**Records provided**
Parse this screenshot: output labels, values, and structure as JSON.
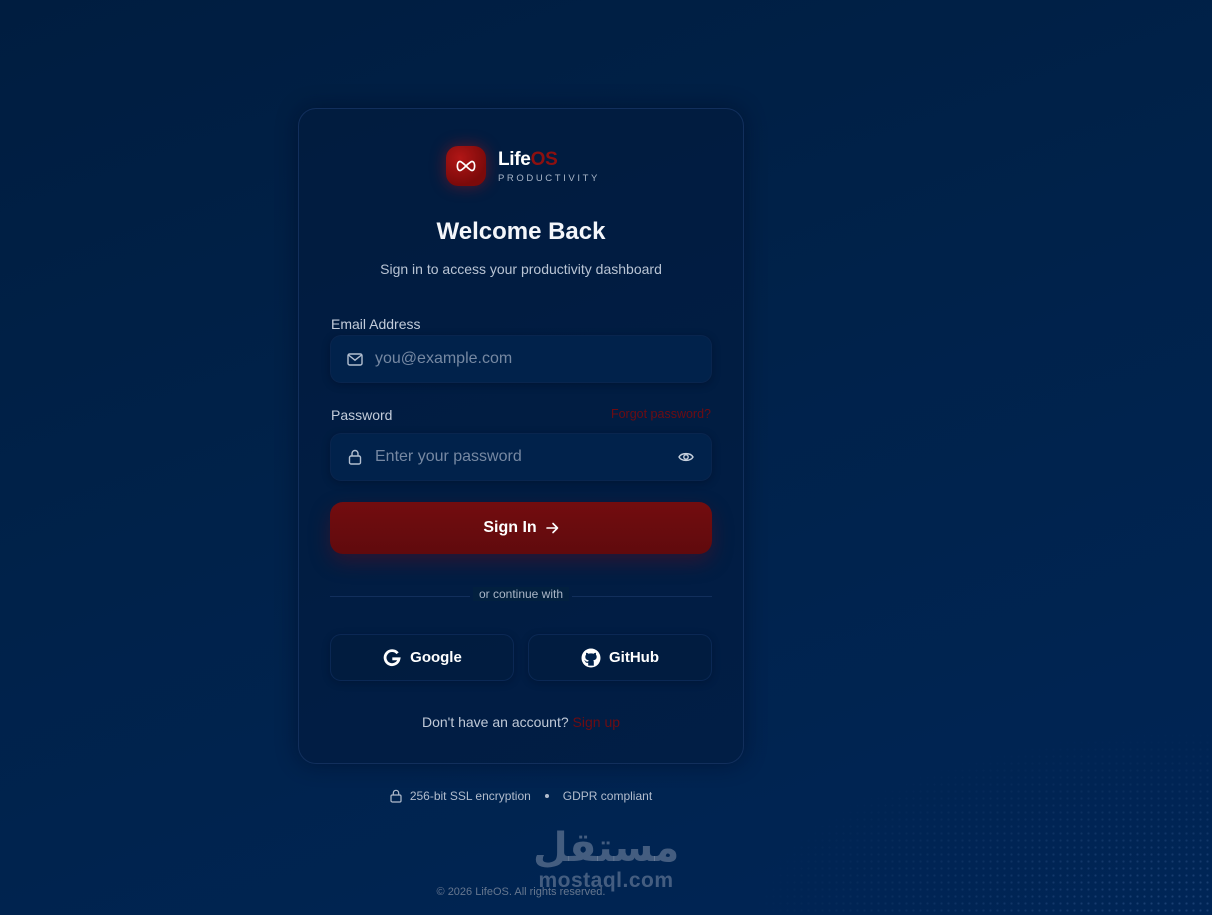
{
  "brand": {
    "name_part1": "Life",
    "name_part2": "OS",
    "tagline": "PRODUCTIVITY",
    "logo_icon": "infinity-icon",
    "accent_color": "#8c1010"
  },
  "card": {
    "title": "Welcome Back",
    "subtitle": "Sign in to access your productivity dashboard"
  },
  "form": {
    "email": {
      "label": "Email Address",
      "placeholder": "you@example.com",
      "value": "",
      "icon": "mail-icon"
    },
    "password": {
      "label": "Password",
      "placeholder": "Enter your password",
      "value": "",
      "icon": "lock-icon",
      "toggle_icon": "eye-icon"
    },
    "forgot_link": "Forgot password?",
    "submit_label": "Sign In",
    "submit_icon": "arrow-right-icon",
    "submit_color": "#6a0b0e"
  },
  "social": {
    "divider_text": "or continue with",
    "google_label": "Google",
    "github_label": "GitHub"
  },
  "signup": {
    "prompt": "Don't have an account?",
    "link": "Sign up"
  },
  "security": {
    "ssl": "256-bit SSL encryption",
    "gdpr": "GDPR compliant"
  },
  "footer": {
    "copyright": "© 2026 LifeOS. All rights reserved."
  },
  "watermark": {
    "arabic": "مستقل",
    "latin": "mostaql.com"
  }
}
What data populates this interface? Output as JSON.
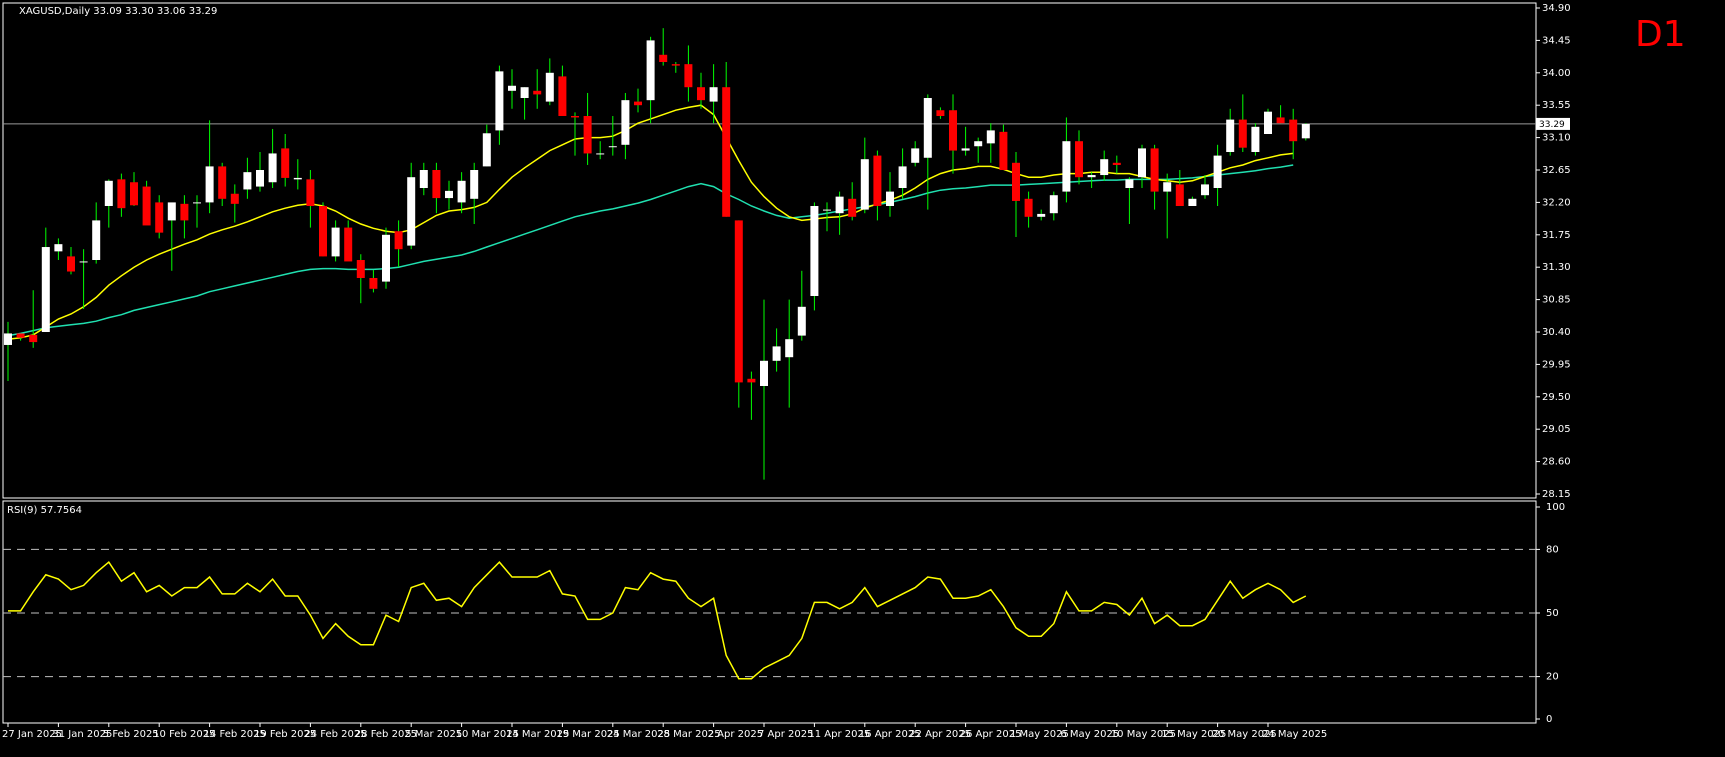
{
  "chart_data": [
    {
      "type": "candlestick",
      "symbol_line": "XAGUSD,Daily  33.09 33.30 33.06 33.29",
      "timeframe_label": "D1",
      "current_price_label": "33.29",
      "current_price": 33.29,
      "ylim": [
        28.15,
        34.9
      ],
      "y_ticks": [
        "34.90",
        "34.45",
        "34.00",
        "33.55",
        "33.10",
        "32.65",
        "32.20",
        "31.75",
        "31.30",
        "30.85",
        "30.40",
        "29.95",
        "29.50",
        "29.05",
        "28.60",
        "28.15"
      ],
      "x_ticks": [
        "27 Jan 2025",
        "31 Jan 2025",
        "5 Feb 2025",
        "10 Feb 2025",
        "14 Feb 2025",
        "19 Feb 2025",
        "24 Feb 2025",
        "28 Feb 2025",
        "5 Mar 2025",
        "10 Mar 2025",
        "14 Mar 2025",
        "19 Mar 2025",
        "24 Mar 2025",
        "28 Mar 2025",
        "2 Apr 2025",
        "7 Apr 2025",
        "11 Apr 2025",
        "16 Apr 2025",
        "22 Apr 2025",
        "26 Apr 2025",
        "1 May 2025",
        "6 May 2025",
        "10 May 2025",
        "15 May 2025",
        "20 May 2025",
        "24 May 2025"
      ],
      "colors": {
        "bull": "#ffffff",
        "bear": "#ff0000",
        "wick": "#00ff00",
        "ma_fast": "#ffff00",
        "ma_slow": "#20e0b0"
      },
      "candles": [
        [
          30.22,
          30.54,
          29.72,
          30.38
        ],
        [
          30.38,
          30.38,
          30.28,
          30.32
        ],
        [
          30.36,
          30.98,
          30.18,
          30.26
        ],
        [
          30.4,
          31.85,
          30.4,
          31.58
        ],
        [
          31.52,
          31.7,
          31.4,
          31.62
        ],
        [
          31.45,
          31.58,
          31.2,
          31.24
        ],
        [
          31.38,
          31.55,
          30.72,
          31.38
        ],
        [
          31.4,
          32.2,
          31.35,
          31.95
        ],
        [
          32.15,
          32.52,
          31.85,
          32.5
        ],
        [
          32.52,
          32.6,
          32.0,
          32.12
        ],
        [
          32.48,
          32.62,
          32.15,
          32.16
        ],
        [
          32.42,
          32.5,
          31.9,
          31.88
        ],
        [
          32.2,
          32.3,
          31.7,
          31.78
        ],
        [
          31.95,
          32.1,
          31.25,
          32.2
        ],
        [
          32.18,
          32.3,
          31.7,
          31.95
        ],
        [
          32.2,
          32.3,
          31.85,
          32.2
        ],
        [
          32.2,
          33.34,
          32.05,
          32.7
        ],
        [
          32.7,
          32.75,
          32.15,
          32.25
        ],
        [
          32.32,
          32.45,
          31.92,
          32.18
        ],
        [
          32.38,
          32.82,
          32.25,
          32.62
        ],
        [
          32.42,
          32.9,
          32.35,
          32.65
        ],
        [
          32.48,
          33.22,
          32.4,
          32.88
        ],
        [
          32.95,
          33.15,
          32.42,
          32.54
        ],
        [
          32.52,
          32.8,
          32.38,
          32.54
        ],
        [
          32.52,
          32.65,
          31.85,
          32.15
        ],
        [
          32.15,
          32.2,
          31.45,
          31.45
        ],
        [
          31.45,
          31.95,
          31.38,
          31.85
        ],
        [
          31.85,
          31.95,
          31.4,
          31.38
        ],
        [
          31.4,
          31.48,
          30.8,
          31.15
        ],
        [
          31.15,
          31.26,
          30.95,
          31.0
        ],
        [
          31.1,
          31.85,
          31.0,
          31.75
        ],
        [
          31.8,
          31.95,
          31.3,
          31.55
        ],
        [
          31.6,
          32.75,
          31.55,
          32.55
        ],
        [
          32.4,
          32.75,
          32.3,
          32.65
        ],
        [
          32.65,
          32.75,
          32.05,
          32.26
        ],
        [
          32.26,
          32.5,
          32.1,
          32.36
        ],
        [
          32.2,
          32.62,
          32.05,
          32.5
        ],
        [
          32.25,
          32.75,
          31.9,
          32.65
        ],
        [
          32.7,
          33.28,
          32.7,
          33.16
        ],
        [
          33.2,
          34.1,
          33.0,
          34.02
        ],
        [
          33.75,
          34.05,
          33.5,
          33.82
        ],
        [
          33.65,
          33.8,
          33.35,
          33.8
        ],
        [
          33.75,
          34.05,
          33.5,
          33.7
        ],
        [
          33.6,
          34.2,
          33.55,
          34.0
        ],
        [
          33.95,
          34.1,
          33.4,
          33.4
        ],
        [
          33.4,
          33.45,
          32.85,
          33.38
        ],
        [
          33.4,
          33.72,
          32.72,
          32.88
        ],
        [
          32.88,
          33.05,
          32.8,
          32.88
        ],
        [
          32.98,
          33.4,
          32.85,
          32.98
        ],
        [
          33.0,
          33.72,
          32.8,
          33.62
        ],
        [
          33.6,
          33.78,
          33.45,
          33.55
        ],
        [
          33.62,
          34.5,
          33.3,
          34.45
        ],
        [
          34.25,
          34.62,
          34.1,
          34.15
        ],
        [
          34.12,
          34.15,
          34.0,
          34.1
        ],
        [
          34.12,
          34.38,
          33.6,
          33.8
        ],
        [
          33.8,
          34.0,
          33.5,
          33.62
        ],
        [
          33.6,
          34.12,
          33.3,
          33.8
        ],
        [
          33.8,
          34.15,
          32.0,
          32.0
        ],
        [
          31.95,
          31.95,
          29.35,
          29.7
        ],
        [
          29.75,
          29.85,
          29.18,
          29.7
        ],
        [
          29.65,
          30.85,
          28.35,
          30.0
        ],
        [
          30.0,
          30.45,
          29.85,
          30.2
        ],
        [
          30.05,
          30.85,
          29.35,
          30.3
        ],
        [
          30.35,
          31.25,
          30.28,
          30.75
        ],
        [
          30.9,
          32.2,
          30.7,
          32.15
        ],
        [
          32.1,
          32.2,
          31.8,
          32.1
        ],
        [
          32.05,
          32.35,
          31.75,
          32.28
        ],
        [
          32.25,
          32.48,
          31.95,
          32.0
        ],
        [
          32.1,
          33.1,
          32.05,
          32.8
        ],
        [
          32.85,
          32.92,
          31.95,
          32.15
        ],
        [
          32.15,
          32.62,
          32.0,
          32.35
        ],
        [
          32.4,
          32.95,
          32.25,
          32.7
        ],
        [
          32.75,
          33.05,
          32.7,
          32.95
        ],
        [
          32.82,
          33.7,
          32.1,
          33.65
        ],
        [
          33.48,
          33.52,
          33.36,
          33.4
        ],
        [
          33.48,
          33.7,
          32.6,
          32.92
        ],
        [
          32.92,
          33.25,
          32.85,
          32.95
        ],
        [
          32.98,
          33.1,
          32.75,
          33.05
        ],
        [
          33.02,
          33.3,
          32.75,
          33.2
        ],
        [
          33.18,
          33.28,
          32.65,
          32.65
        ],
        [
          32.75,
          32.9,
          31.72,
          32.22
        ],
        [
          32.25,
          32.35,
          31.85,
          32.0
        ],
        [
          32.0,
          32.1,
          31.95,
          32.04
        ],
        [
          32.05,
          32.35,
          31.95,
          32.3
        ],
        [
          32.35,
          33.38,
          32.2,
          33.05
        ],
        [
          33.05,
          33.2,
          32.45,
          32.55
        ],
        [
          32.55,
          32.62,
          32.4,
          32.58
        ],
        [
          32.58,
          32.92,
          32.5,
          32.8
        ],
        [
          32.75,
          32.85,
          32.6,
          32.72
        ],
        [
          32.4,
          32.55,
          31.9,
          32.52
        ],
        [
          32.55,
          33.0,
          32.4,
          32.95
        ],
        [
          32.95,
          33.0,
          32.1,
          32.35
        ],
        [
          32.35,
          32.6,
          31.7,
          32.48
        ],
        [
          32.45,
          32.65,
          32.15,
          32.15
        ],
        [
          32.15,
          32.28,
          32.2,
          32.25
        ],
        [
          32.3,
          32.58,
          32.25,
          32.45
        ],
        [
          32.4,
          33.0,
          32.15,
          32.85
        ],
        [
          32.9,
          33.5,
          32.85,
          33.35
        ],
        [
          33.35,
          33.7,
          32.9,
          32.96
        ],
        [
          32.9,
          33.3,
          32.85,
          33.25
        ],
        [
          33.15,
          33.5,
          33.15,
          33.46
        ],
        [
          33.38,
          33.55,
          33.3,
          33.3
        ],
        [
          33.35,
          33.5,
          32.8,
          33.05
        ],
        [
          33.09,
          33.3,
          33.06,
          33.29
        ]
      ],
      "ma_fast": [
        30.3,
        30.32,
        30.36,
        30.47,
        30.58,
        30.65,
        30.75,
        30.88,
        31.05,
        31.18,
        31.3,
        31.4,
        31.48,
        31.55,
        31.62,
        31.68,
        31.76,
        31.82,
        31.87,
        31.93,
        32.0,
        32.07,
        32.12,
        32.16,
        32.18,
        32.15,
        32.08,
        31.98,
        31.9,
        31.84,
        31.8,
        31.78,
        31.82,
        31.92,
        32.02,
        32.08,
        32.1,
        32.13,
        32.2,
        32.38,
        32.55,
        32.68,
        32.8,
        32.92,
        33.0,
        33.08,
        33.1,
        33.1,
        33.12,
        33.2,
        33.3,
        33.36,
        33.42,
        33.48,
        33.52,
        33.55,
        33.42,
        33.1,
        32.78,
        32.48,
        32.28,
        32.12,
        32.0,
        31.95,
        31.97,
        31.99,
        32.0,
        32.04,
        32.12,
        32.18,
        32.23,
        32.3,
        32.4,
        32.52,
        32.6,
        32.65,
        32.67,
        32.7,
        32.7,
        32.66,
        32.6,
        32.55,
        32.55,
        32.58,
        32.6,
        32.6,
        32.62,
        32.62,
        32.6,
        32.6,
        32.56,
        32.52,
        32.5,
        32.48,
        32.5,
        32.56,
        32.62,
        32.68,
        32.72,
        32.78,
        32.82,
        32.86,
        32.88
      ],
      "ma_slow": [
        30.35,
        30.38,
        30.42,
        30.46,
        30.48,
        30.5,
        30.52,
        30.55,
        30.6,
        30.64,
        30.7,
        30.74,
        30.78,
        30.82,
        30.86,
        30.9,
        30.96,
        31.0,
        31.04,
        31.08,
        31.12,
        31.16,
        31.2,
        31.24,
        31.27,
        31.28,
        31.28,
        31.27,
        31.27,
        31.27,
        31.28,
        31.3,
        31.34,
        31.38,
        31.41,
        31.44,
        31.47,
        31.52,
        31.58,
        31.64,
        31.7,
        31.76,
        31.82,
        31.88,
        31.94,
        32.0,
        32.04,
        32.08,
        32.11,
        32.15,
        32.19,
        32.24,
        32.3,
        32.36,
        32.42,
        32.46,
        32.42,
        32.32,
        32.24,
        32.15,
        32.08,
        32.02,
        31.98,
        32.0,
        32.02,
        32.05,
        32.08,
        32.11,
        32.14,
        32.17,
        32.2,
        32.24,
        32.28,
        32.33,
        32.37,
        32.39,
        32.4,
        32.42,
        32.44,
        32.44,
        32.44,
        32.45,
        32.46,
        32.47,
        32.48,
        32.49,
        32.5,
        32.51,
        32.51,
        32.52,
        32.52,
        32.52,
        32.52,
        32.53,
        32.54,
        32.56,
        32.58,
        32.6,
        32.62,
        32.64,
        32.67,
        32.69,
        32.72
      ]
    },
    {
      "type": "line",
      "label": "RSI(9) 57.7564",
      "ylim": [
        0,
        100
      ],
      "y_ticks": [
        "100",
        "80",
        "50",
        "20",
        "0"
      ],
      "levels": [
        20,
        50,
        80
      ],
      "color": "#ffff00",
      "values": [
        51,
        51,
        60,
        68,
        66,
        61,
        63,
        69,
        74,
        65,
        69,
        60,
        63,
        58,
        62,
        62,
        67,
        59,
        59,
        64,
        60,
        66,
        58,
        58,
        49,
        38,
        45,
        39,
        35,
        35,
        49,
        46,
        62,
        64,
        56,
        57,
        53,
        62,
        68,
        74,
        67,
        67,
        67,
        70,
        59,
        58,
        47,
        47,
        50,
        62,
        61,
        69,
        66,
        65,
        57,
        53,
        57,
        30,
        19,
        19,
        24,
        27,
        30,
        38,
        55,
        55,
        52,
        55,
        62,
        53,
        56,
        59,
        62,
        67,
        66,
        57,
        57,
        58,
        61,
        53,
        43,
        39,
        39,
        45,
        60,
        51,
        51,
        55,
        54,
        49,
        57,
        45,
        49,
        44,
        44,
        47,
        56,
        65,
        57,
        61,
        64,
        61,
        55,
        58
      ]
    }
  ]
}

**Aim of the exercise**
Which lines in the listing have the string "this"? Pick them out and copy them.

**Response**
Parse this screenshot: output labels, values, and structure as JSON.
What data populates this interface? Output as JSON.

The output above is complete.